Look through the entries that follow and return each line that has the string "JSON".
(MATERIAL PROVIDED)
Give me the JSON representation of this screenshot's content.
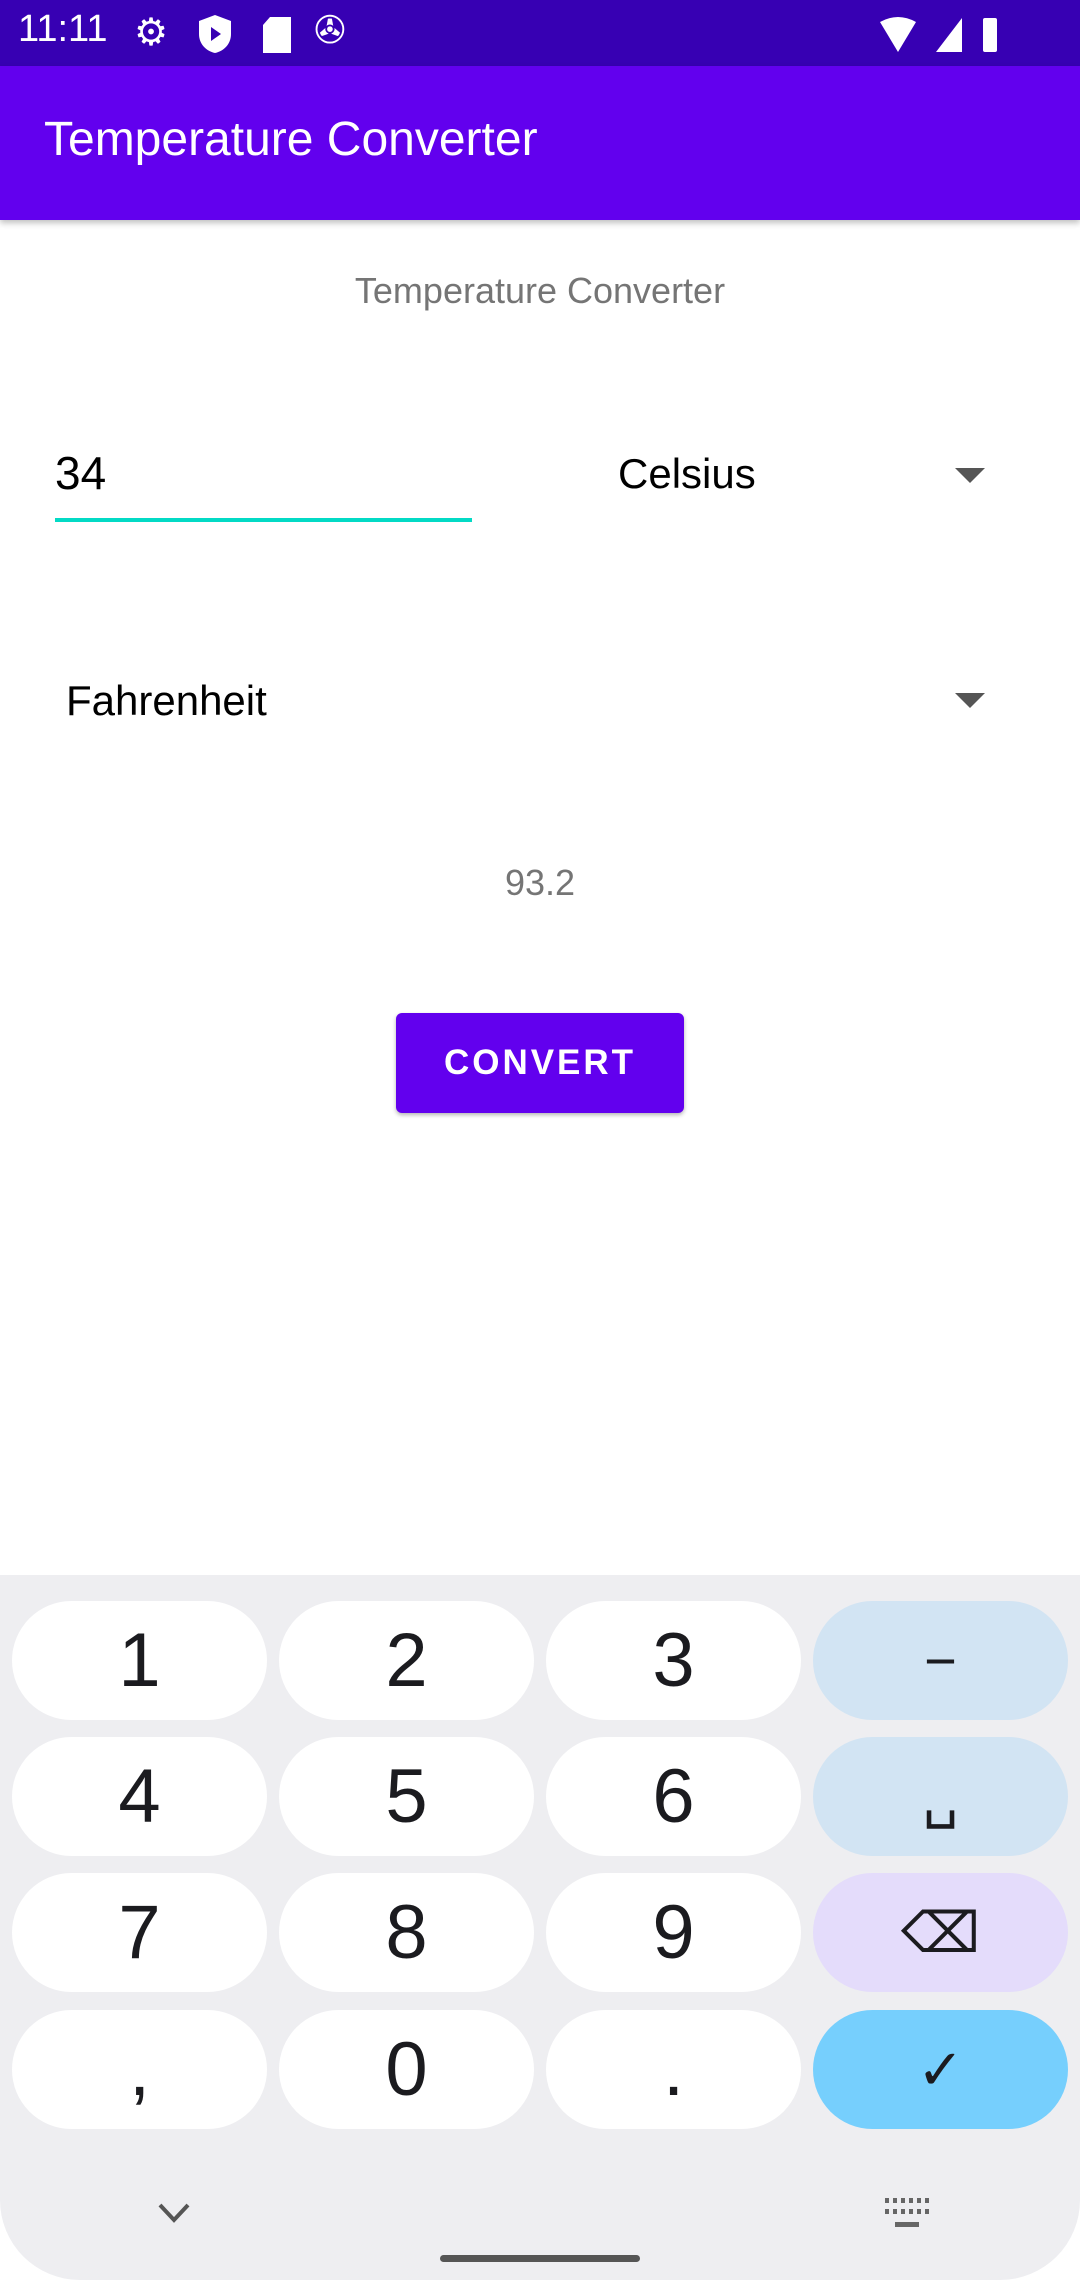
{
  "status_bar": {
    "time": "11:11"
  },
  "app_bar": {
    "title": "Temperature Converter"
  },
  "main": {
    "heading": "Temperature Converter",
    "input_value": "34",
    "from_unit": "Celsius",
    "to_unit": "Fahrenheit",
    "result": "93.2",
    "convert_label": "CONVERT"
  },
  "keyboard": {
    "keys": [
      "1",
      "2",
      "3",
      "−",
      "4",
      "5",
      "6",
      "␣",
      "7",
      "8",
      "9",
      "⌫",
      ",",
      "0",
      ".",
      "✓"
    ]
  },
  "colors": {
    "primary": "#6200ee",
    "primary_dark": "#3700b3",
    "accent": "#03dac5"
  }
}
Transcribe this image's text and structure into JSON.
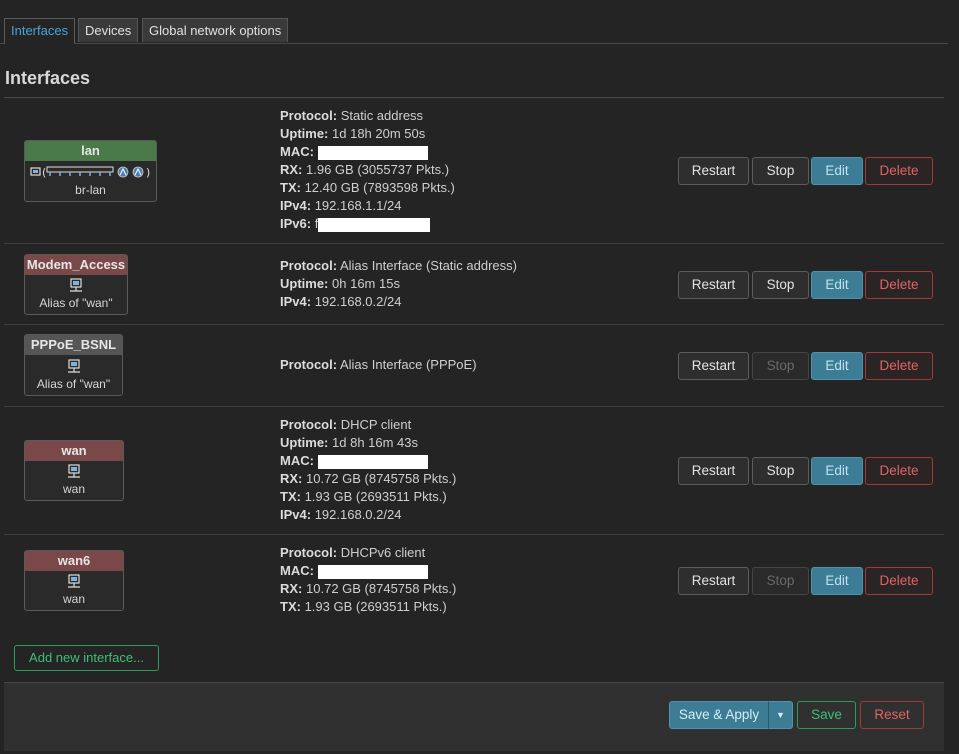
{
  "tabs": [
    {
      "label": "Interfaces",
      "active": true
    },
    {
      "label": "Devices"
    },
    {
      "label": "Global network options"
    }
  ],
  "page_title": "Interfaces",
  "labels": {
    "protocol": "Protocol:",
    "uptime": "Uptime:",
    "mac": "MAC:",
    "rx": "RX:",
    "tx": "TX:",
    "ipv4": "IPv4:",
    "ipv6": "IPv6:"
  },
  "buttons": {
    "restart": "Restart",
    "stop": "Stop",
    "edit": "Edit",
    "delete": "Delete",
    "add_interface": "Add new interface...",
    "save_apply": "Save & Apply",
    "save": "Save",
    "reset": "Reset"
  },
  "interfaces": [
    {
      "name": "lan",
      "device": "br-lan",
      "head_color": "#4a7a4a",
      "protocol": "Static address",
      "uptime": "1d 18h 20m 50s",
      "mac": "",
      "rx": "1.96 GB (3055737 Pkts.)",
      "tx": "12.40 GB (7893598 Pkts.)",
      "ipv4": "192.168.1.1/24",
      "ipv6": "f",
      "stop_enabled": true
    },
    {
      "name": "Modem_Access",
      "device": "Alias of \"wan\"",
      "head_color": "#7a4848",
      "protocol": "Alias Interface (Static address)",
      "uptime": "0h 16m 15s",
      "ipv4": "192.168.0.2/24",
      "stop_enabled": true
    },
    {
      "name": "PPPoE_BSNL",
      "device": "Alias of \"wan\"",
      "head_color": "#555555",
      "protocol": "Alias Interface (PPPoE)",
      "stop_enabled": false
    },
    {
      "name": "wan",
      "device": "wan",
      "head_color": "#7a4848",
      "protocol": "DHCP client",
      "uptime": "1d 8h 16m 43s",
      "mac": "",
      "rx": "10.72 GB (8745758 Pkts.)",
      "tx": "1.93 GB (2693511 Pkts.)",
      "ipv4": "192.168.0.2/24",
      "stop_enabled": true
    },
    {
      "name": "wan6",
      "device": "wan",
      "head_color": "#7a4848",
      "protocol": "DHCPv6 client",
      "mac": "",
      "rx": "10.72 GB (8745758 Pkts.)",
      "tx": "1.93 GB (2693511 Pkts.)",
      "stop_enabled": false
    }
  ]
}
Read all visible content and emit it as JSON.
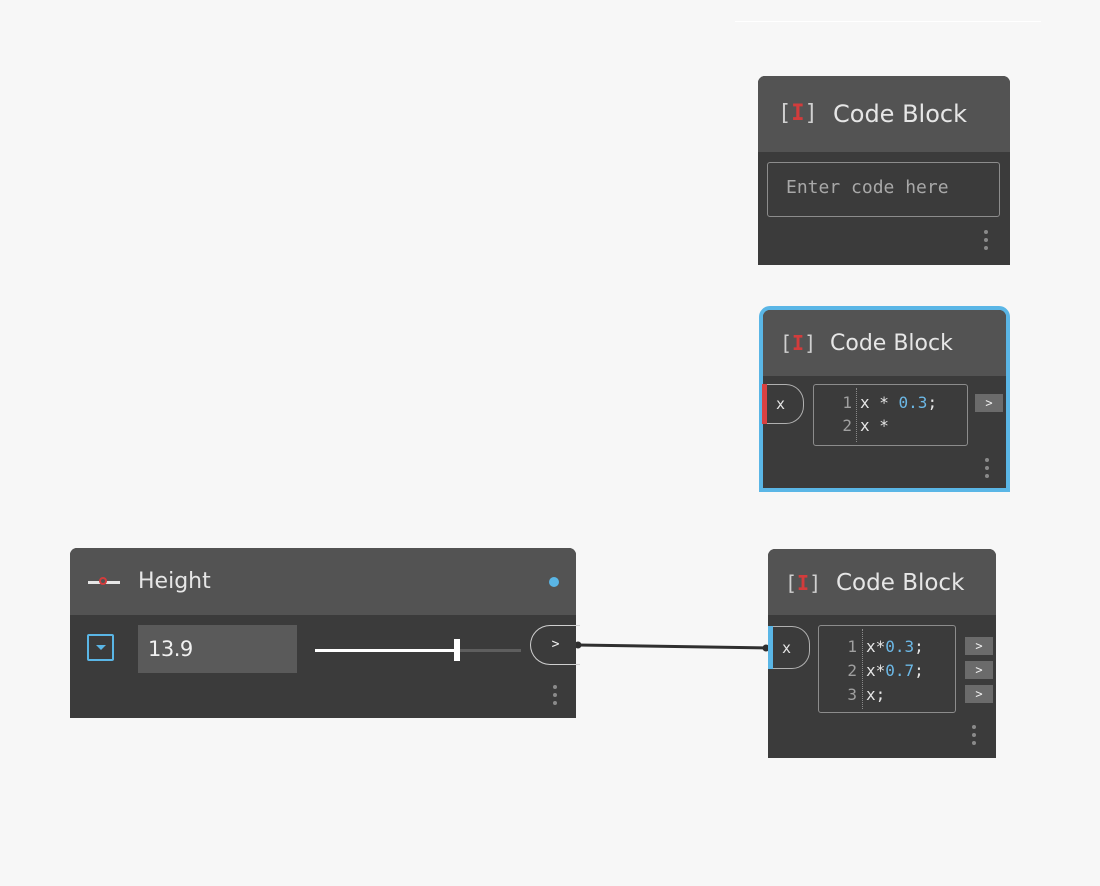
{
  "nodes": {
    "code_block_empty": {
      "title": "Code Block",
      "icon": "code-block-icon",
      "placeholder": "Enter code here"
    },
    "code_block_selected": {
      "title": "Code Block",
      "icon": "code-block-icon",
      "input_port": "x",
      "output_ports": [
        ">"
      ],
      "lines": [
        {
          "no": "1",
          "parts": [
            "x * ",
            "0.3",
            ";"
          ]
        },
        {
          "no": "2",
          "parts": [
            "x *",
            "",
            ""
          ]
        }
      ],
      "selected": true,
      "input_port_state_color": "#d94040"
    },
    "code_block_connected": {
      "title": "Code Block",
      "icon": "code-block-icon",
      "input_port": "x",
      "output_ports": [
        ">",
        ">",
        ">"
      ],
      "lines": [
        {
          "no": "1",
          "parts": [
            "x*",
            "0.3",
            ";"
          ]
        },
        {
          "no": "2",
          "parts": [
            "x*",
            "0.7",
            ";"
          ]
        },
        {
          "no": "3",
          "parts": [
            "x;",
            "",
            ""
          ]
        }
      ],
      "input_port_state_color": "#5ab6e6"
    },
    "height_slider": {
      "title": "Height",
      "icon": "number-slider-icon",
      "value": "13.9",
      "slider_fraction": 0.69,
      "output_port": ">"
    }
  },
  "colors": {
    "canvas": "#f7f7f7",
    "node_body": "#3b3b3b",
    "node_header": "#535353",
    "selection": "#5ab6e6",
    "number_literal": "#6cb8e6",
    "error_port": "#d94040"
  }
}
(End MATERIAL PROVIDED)
--- SOLUTION FOR THIS PROBLEM ---
Give me the JSON representation of this screenshot's content.
Transcribe this image's text and structure into JSON.
Read all visible content and emit it as JSON.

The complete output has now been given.